Tuesday, May 7: King extends an olive branch to community leaders, saying, “We are ready to negotiate. If the white power structure of the city will meet some of our minimum demands, then we will consider calling off the demonstrations.” Meanwhile, more than 2,000 students circumvent police lines and race to the downtown retail district, effectively shutting it down. Wallace’s state troopers — 575 strong, equipped with tear gas, shot guns and other heavy artillery — arrive in Birmingham. During the demonstrations, spectators hurl rocks and bottles at police and firefighters. Shuttlesworth is injured by a blast from the fire hoses and hospitalized; Connor comments, “I wish I’d been there to see him carried away in a hearse.”
Wednesday, May 8: With local newspapers reporting that “yelling Negro mobs flooded 19th and 20th Streets…shoving white people off the sidewalk and bullying their way in and out of department stores,” King announces, over Shuttlesworth’s objections, that demonstrations will be suspended for 24 hours. Still, Shuttlesworth tells the press that, “We do believe that honest efforts to negotiate in good faith are underway.” In an attempt to derail the negotiations, Connor has King and Rev. Ralph Abernathy arrested on an outstanding warrant for contempt of court, but they are quickly released when A.G. Gaston personally pays their $5,000 bond.
Thursday, May 9: Gov. Wallace issues a statement: “I regret President Kennedy’s statement which in substance says the people of Birmingham have inflicted abuse on the Negroes.” Wallace pledges to keep the state troopers in Birmingham for “as long as…the police commissioner is of the opinion they are needed to enforce law and order and to prevent violence.”
Friday, May 10: A truce is reached. Mediated by Burke Marshall, the settlement between the Movement and white business leaders is announced at a press conference held by King, Shuttlesworth and Abernathy in the parking lot of the A.G. Gaston Motel. Among the key terms of the agreement: Dining establishments will be desegregated within 90 days of the Alabama Supreme Court’s decision on the validity of Birmingham’s new government, regardless of which government is seated; “White” and “Colored” signs will be removed from drinking fountains and restrooms within 30 days of the agreement, and fitting rooms at department stores will be desegregated; retail “employment opportunities for Negroes will be upgraded” with at least one Negro salesperson to be hired within 60 days.
Shuttlesworth, who leaves his hospital bed to attend the press conference, is not satisfied with the outcome, but tells the media that Birmingham has “reached an accord with its conscience,” and that there is no “necessity for further demonstrations.” Mayor Art Hanes calls the white leaders who participated in the negotiations “gutless traitors.”

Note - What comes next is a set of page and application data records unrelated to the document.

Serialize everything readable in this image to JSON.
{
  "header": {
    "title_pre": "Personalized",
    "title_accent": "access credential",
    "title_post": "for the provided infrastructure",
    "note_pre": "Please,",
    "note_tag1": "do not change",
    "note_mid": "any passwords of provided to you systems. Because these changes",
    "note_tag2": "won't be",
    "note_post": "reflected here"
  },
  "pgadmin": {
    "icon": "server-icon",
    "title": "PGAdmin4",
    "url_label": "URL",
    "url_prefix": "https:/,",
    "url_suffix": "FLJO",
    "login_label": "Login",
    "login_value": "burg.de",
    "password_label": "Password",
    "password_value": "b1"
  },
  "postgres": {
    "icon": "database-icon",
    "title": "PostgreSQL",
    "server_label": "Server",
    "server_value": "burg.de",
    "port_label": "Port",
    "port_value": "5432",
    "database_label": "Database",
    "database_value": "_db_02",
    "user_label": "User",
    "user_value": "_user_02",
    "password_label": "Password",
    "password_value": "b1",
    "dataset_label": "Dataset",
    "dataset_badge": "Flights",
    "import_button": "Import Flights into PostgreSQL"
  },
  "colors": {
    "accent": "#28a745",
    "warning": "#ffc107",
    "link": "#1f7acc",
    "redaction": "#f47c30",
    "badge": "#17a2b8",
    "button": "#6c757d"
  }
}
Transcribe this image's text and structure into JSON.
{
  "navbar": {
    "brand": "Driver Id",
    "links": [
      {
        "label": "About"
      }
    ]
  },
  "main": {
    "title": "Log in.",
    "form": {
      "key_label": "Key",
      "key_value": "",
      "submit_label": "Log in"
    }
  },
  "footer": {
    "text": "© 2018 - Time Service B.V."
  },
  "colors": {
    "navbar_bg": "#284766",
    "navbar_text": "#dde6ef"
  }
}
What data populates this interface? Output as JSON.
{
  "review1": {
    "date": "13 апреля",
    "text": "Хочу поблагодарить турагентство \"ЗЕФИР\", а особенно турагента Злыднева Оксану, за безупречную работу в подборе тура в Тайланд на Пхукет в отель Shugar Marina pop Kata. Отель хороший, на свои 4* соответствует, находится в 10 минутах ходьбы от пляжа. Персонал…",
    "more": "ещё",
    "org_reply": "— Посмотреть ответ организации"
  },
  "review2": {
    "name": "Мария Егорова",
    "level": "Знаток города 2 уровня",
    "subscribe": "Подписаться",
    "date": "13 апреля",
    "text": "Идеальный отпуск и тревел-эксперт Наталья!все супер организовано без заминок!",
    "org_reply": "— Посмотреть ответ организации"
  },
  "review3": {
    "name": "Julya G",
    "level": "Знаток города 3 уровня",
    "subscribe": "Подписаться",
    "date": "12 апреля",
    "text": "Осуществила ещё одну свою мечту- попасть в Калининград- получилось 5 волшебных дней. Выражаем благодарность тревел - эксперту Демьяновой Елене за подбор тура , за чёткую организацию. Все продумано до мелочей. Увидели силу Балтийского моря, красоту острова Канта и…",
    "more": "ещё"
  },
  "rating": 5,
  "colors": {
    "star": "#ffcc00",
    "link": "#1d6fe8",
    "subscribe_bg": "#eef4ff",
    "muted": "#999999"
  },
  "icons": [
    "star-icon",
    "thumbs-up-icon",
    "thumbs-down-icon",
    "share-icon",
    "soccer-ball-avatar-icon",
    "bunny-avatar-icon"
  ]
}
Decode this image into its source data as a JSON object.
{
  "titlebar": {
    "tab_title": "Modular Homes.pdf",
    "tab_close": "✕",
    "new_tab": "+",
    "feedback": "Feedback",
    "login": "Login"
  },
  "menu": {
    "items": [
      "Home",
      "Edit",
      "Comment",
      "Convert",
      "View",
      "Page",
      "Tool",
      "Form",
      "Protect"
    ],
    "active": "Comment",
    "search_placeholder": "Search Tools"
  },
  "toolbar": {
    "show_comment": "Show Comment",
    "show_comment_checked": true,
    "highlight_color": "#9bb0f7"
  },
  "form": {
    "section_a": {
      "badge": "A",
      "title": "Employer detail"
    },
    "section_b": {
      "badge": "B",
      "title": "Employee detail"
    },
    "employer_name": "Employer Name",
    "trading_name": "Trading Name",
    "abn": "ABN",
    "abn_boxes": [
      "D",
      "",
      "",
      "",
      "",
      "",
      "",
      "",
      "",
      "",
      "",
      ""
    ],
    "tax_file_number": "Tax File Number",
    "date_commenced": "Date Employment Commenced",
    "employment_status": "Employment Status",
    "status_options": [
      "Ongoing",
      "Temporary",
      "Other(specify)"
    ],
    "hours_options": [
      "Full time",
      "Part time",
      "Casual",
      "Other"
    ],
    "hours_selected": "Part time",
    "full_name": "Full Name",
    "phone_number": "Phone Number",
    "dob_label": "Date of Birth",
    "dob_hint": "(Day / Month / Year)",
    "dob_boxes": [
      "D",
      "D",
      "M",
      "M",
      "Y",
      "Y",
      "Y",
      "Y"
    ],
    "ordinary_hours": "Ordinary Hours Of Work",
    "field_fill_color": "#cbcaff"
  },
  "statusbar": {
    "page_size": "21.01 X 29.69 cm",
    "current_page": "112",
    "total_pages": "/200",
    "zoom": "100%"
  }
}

Saturday, May 11: The Ku Klux Klan bombs the A.G. Gaston Motel and the Ensley home of Rev. A.D. King, Martin Luther King’s brother.
Sunday, May 12: President Kennedy orders federal troops to Birmingham, and cautions Gov. Wallace that he now is committed to take whatever actions are necessary to support civil rights for blacks.

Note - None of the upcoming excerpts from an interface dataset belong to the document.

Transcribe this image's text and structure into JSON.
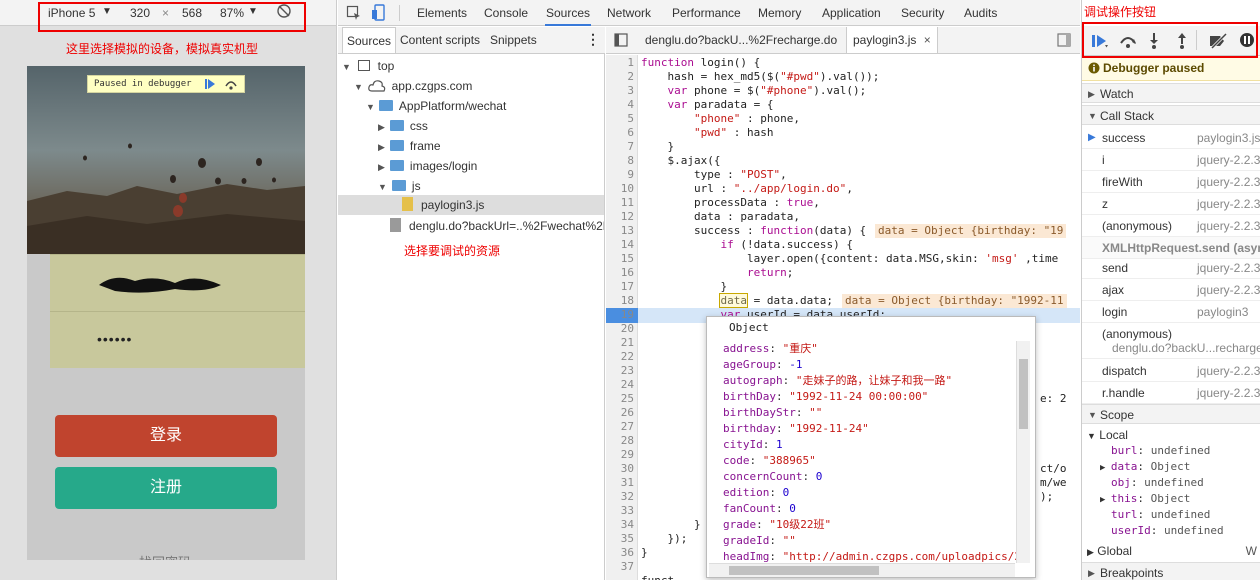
{
  "device_toolbar": {
    "device": "iPhone 5",
    "width": "320",
    "times": "×",
    "height": "568",
    "zoom": "87%"
  },
  "annotations": {
    "device_note": "这里选择模拟的设备，模拟真实机型",
    "resource_note": "选择要调试的资源",
    "buttons_note": "调试操作按钮"
  },
  "device_screen": {
    "paused_label": "Paused in debugger",
    "password_mask": "••••••",
    "login_label": "登录",
    "register_label": "注册",
    "bottom_link": "找回密码"
  },
  "devtools_tabs": [
    "Elements",
    "Console",
    "Sources",
    "Network",
    "Performance",
    "Memory",
    "Application",
    "Security",
    "Audits"
  ],
  "navigator": {
    "tabs": [
      "Sources",
      "Content scripts",
      "Snippets"
    ],
    "tree": {
      "top": "top",
      "domain": "app.czgps.com",
      "app_folder": "AppPlatform/wechat",
      "folders": [
        "css",
        "frame",
        "images/login",
        "js"
      ],
      "selected_file": "paylogin3.js",
      "other_file": "denglu.do?backUrl=..%2Fwechat%2F"
    }
  },
  "editor": {
    "tabs": [
      "denglu.do?backU...%2Frecharge.do",
      "paylogin3.js"
    ],
    "line_numbers": [
      "1",
      "2",
      "3",
      "4",
      "5",
      "6",
      "7",
      "8",
      "9",
      "10",
      "11",
      "12",
      "13",
      "14",
      "15",
      "16",
      "17",
      "18",
      "19",
      "20",
      "21",
      "22",
      "23",
      "24",
      "25",
      "26",
      "27",
      "28",
      "29",
      "30",
      "31",
      "32",
      "33",
      "34",
      "35",
      "36",
      "37"
    ],
    "code_lines": [
      "function login() {",
      "    hash = hex_md5($(\"#pwd\").val());",
      "    var phone = $(\"#phone\").val();",
      "    var paradata = {",
      "        \"phone\" : phone,",
      "        \"pwd\" : hash",
      "    }",
      "    $.ajax({",
      "        type : \"POST\",",
      "        url : \"../app/login.do\",",
      "        processData : true,",
      "        data : paradata,",
      "        success : function(data) {",
      "            if (!data.success) {",
      "                layer.open({content: data.MSG,skin: 'msg' ,time",
      "                return;",
      "            }",
      "            data = data.data;",
      "            var userId = data.userId;"
    ],
    "inline_val_13": "data = Object {birthday: \"19",
    "inline_val_18": "data = Object {birthday: \"1992-11",
    "line_25_tail": "e: 2",
    "line_30_tail": "ct/o",
    "line_31_tail": "m/we",
    "line_32_tail": ");",
    "line_34": "        }",
    "line_35": "    });",
    "line_36": "}",
    "line_37": "funct"
  },
  "object_popover": {
    "title": "Object",
    "props": [
      {
        "k": "address",
        "v": "\"重庆\"",
        "t": "s"
      },
      {
        "k": "ageGroup",
        "v": "-1",
        "t": "n"
      },
      {
        "k": "autograph",
        "v": "\"走妹子的路，让妹子和我一路\"",
        "t": "s"
      },
      {
        "k": "birthDay",
        "v": "\"1992-11-24 00:00:00\"",
        "t": "s"
      },
      {
        "k": "birthDayStr",
        "v": "\"\"",
        "t": "s"
      },
      {
        "k": "birthday",
        "v": "\"1992-11-24\"",
        "t": "s"
      },
      {
        "k": "cityId",
        "v": "1",
        "t": "n"
      },
      {
        "k": "code",
        "v": "\"388965\"",
        "t": "s"
      },
      {
        "k": "concernCount",
        "v": "0",
        "t": "n"
      },
      {
        "k": "edition",
        "v": "0",
        "t": "n"
      },
      {
        "k": "fanCount",
        "v": "0",
        "t": "n"
      },
      {
        "k": "grade",
        "v": "\"10级22班\"",
        "t": "s"
      },
      {
        "k": "gradeId",
        "v": "\"\"",
        "t": "s"
      },
      {
        "k": "headImg",
        "v": "\"http://admin.czgps.com/uploadpics/2",
        "t": "s"
      }
    ]
  },
  "debugger": {
    "paused_text": "Debugger paused",
    "sections": {
      "watch": "Watch",
      "call_stack": "Call Stack",
      "scope": "Scope",
      "global": "Global",
      "global_tail": "W",
      "breakpoints": "Breakpoints"
    },
    "frames": [
      {
        "fn": "success",
        "loc": "paylogin3.js"
      },
      {
        "fn": "i",
        "loc": "jquery-2.2.3"
      },
      {
        "fn": "fireWith",
        "loc": "jquery-2.2.3"
      },
      {
        "fn": "z",
        "loc": "jquery-2.2.3"
      },
      {
        "fn": "(anonymous)",
        "loc": "jquery-2.2.3"
      },
      {
        "fn": "XMLHttpRequest.send (async)",
        "loc": ""
      },
      {
        "fn": "send",
        "loc": "jquery-2.2.3"
      },
      {
        "fn": "ajax",
        "loc": "jquery-2.2.3"
      },
      {
        "fn": "login",
        "loc": "paylogin3"
      },
      {
        "fn": "(anonymous)",
        "loc": ""
      },
      {
        "fn": "dispatch",
        "loc": "jquery-2.2.3"
      },
      {
        "fn": "r.handle",
        "loc": "jquery-2.2.3"
      }
    ],
    "anon_sub": "denglu.do?backU...recharge",
    "local_label": "Local",
    "local_vars": [
      {
        "k": "burl",
        "v": "undefined",
        "exp": false
      },
      {
        "k": "data",
        "v": "Object",
        "exp": true
      },
      {
        "k": "obj",
        "v": "undefined",
        "exp": false
      },
      {
        "k": "this",
        "v": "Object",
        "exp": true
      },
      {
        "k": "turl",
        "v": "undefined",
        "exp": false
      },
      {
        "k": "userId",
        "v": "undefined",
        "exp": false
      }
    ]
  },
  "colors": {
    "login_btn": "#c0442e",
    "register_btn": "#26a98a",
    "annotation_red": "#e00000",
    "devtools_blue": "#3879d9"
  }
}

Progress at hand
The last of the pivotal “12 days in May” came on Thursday, the 23rd, when the Alabama Supreme Court ruled against Connor, Hanes and Waggoner. The old guard left City Hall, clearing the way for the new mayor and council.
With the change in government, and as promised in the “Accord of Conscience,” changes began to come in Birmingham. On July 16, Mayor Boutwell named a biracial committee to advise and monitor the city’s progress toward integration. A week later, the City Council repealed all of Birmingham’s segregation ordinances. On July 30, lunch counters were officially desegregated. When students returned to class for the academic year that fall, Graymont Elementary became the first Birmingham school to be desegregated.
Bull Connor was gone. Progress was at hand. But the violence did not stop.